Cite as: https://hdl.handle.net/11858/00-001M-0000-0012-216D-2

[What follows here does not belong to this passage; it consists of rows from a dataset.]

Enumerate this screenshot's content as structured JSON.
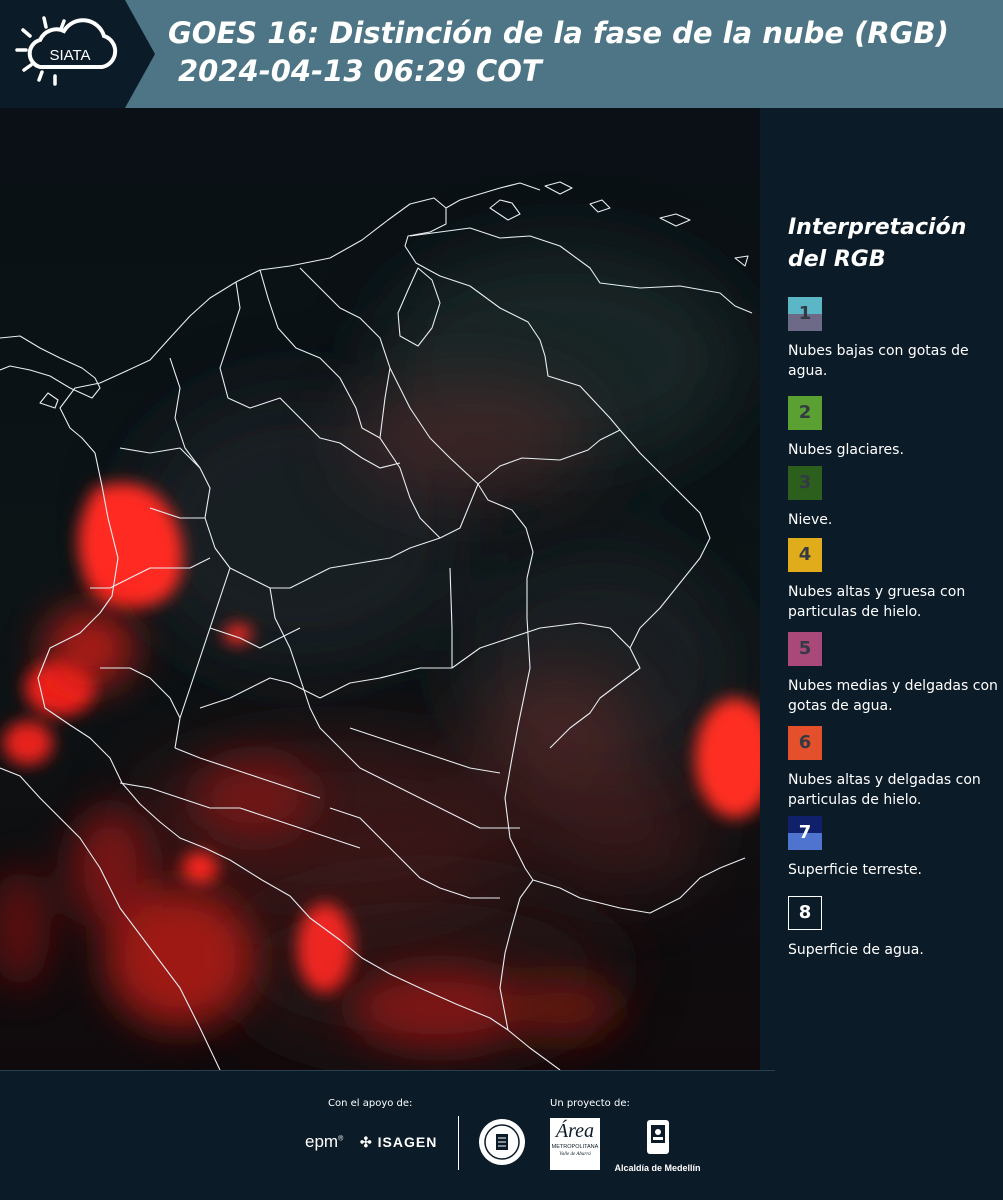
{
  "header": {
    "brand": "SIATA",
    "title_line1": "GOES 16: Distinción de la fase de la nube (RGB)",
    "title_line2": "2024-04-13 06:29 COT"
  },
  "legend": {
    "title_line1": "Interpretación",
    "title_line2": "del RGB",
    "items": [
      {
        "number": "1",
        "label": "Nubes bajas con gotas de agua.",
        "color_top": "#5bb7c6",
        "color_bottom": "#6c6a86"
      },
      {
        "number": "2",
        "label": "Nubes glaciares.",
        "color_top": "#5aa032",
        "color_bottom": "#5aa032"
      },
      {
        "number": "3",
        "label": "Nieve.",
        "color_top": "#2c5e1e",
        "color_bottom": "#2c5e1e"
      },
      {
        "number": "4",
        "label": "Nubes altas y gruesa con particulas de hielo.",
        "color_top": "#e1ac1c",
        "color_bottom": "#e1ac1c"
      },
      {
        "number": "5",
        "label": "Nubes medias y delgadas con gotas de agua.",
        "color_top": "#a8497a",
        "color_bottom": "#a8497a"
      },
      {
        "number": "6",
        "label": "Nubes altas y delgadas con particulas de hielo.",
        "color_top": "#e4502c",
        "color_bottom": "#e4502c"
      },
      {
        "number": "7",
        "label": "Superficie terreste.",
        "color_top": "#10206a",
        "color_bottom": "#4f74d0"
      },
      {
        "number": "8",
        "label": "Superficie de agua.",
        "color_top": "#0c1b28",
        "color_bottom": "#0c1b28"
      }
    ]
  },
  "footer": {
    "support_label": "Con el apoyo de:",
    "project_label": "Un proyecto de:",
    "sponsor1": "epm",
    "sponsor2": "ISAGEN",
    "partner1": "METROPOLITANA",
    "partner1_sub": "Valle de Aburrá",
    "partner2": "Alcaldía de Medellín"
  },
  "colors": {
    "header_bg": "#4d7585",
    "page_bg": "#0c1b28",
    "cloud_red": "#ff2a22"
  }
}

Peroxisomal metabolism is essential for normal brain development both in men and in mice. Using conditional knock-out mice, we recently showed that peroxisome deficiency in liver has a severe and persistent impact on the formation of cortex and cerebellum, whereas absence of functional peroxisomes from the CNS only causes developmental delays without obvious alteration of brain architecture. We now report that a substantial fraction of the latter Nes-Pex5 knock-out mice survive into adulthood but develop progressive motoric and coordination problems, impaired exploration, and a deficit in cognition and die before the age of 6 months. Histopathologically, both the white and gray matter of the CNS displayed a region-specific accumulation of neutral lipids, astrogliosis and microgliosis, upregulation of catalase, and scattered cell death. Nes-Pex5 knock-out mice featured a dramatic reduction of myelin staining in corpus callosum, whereas cerebellum and other white matter tracts were less affected or unchanged. This was accompanied by a depletion of alkenylphospholipids in myelin and differentially reduced immunoreactivity of myelin proteins. EM analysis revealed that myelin wrappings around axons did still form, but they showed a reduction in thickness relative to axon diameters. Remarkably, multifocal axonal damage occurred in the corpus callosum. Thereby, debris accumulated between axolemma and inner myelin surface and axons collapsed, although myelin sheaths remained present. These anomalies of myelinated axons were already present in juvenile mice but aggravated in adulthood. Together, loss of CNS peroxisomal metabolism both affects myelin sheaths and axonal integrity possibly via independent pathways.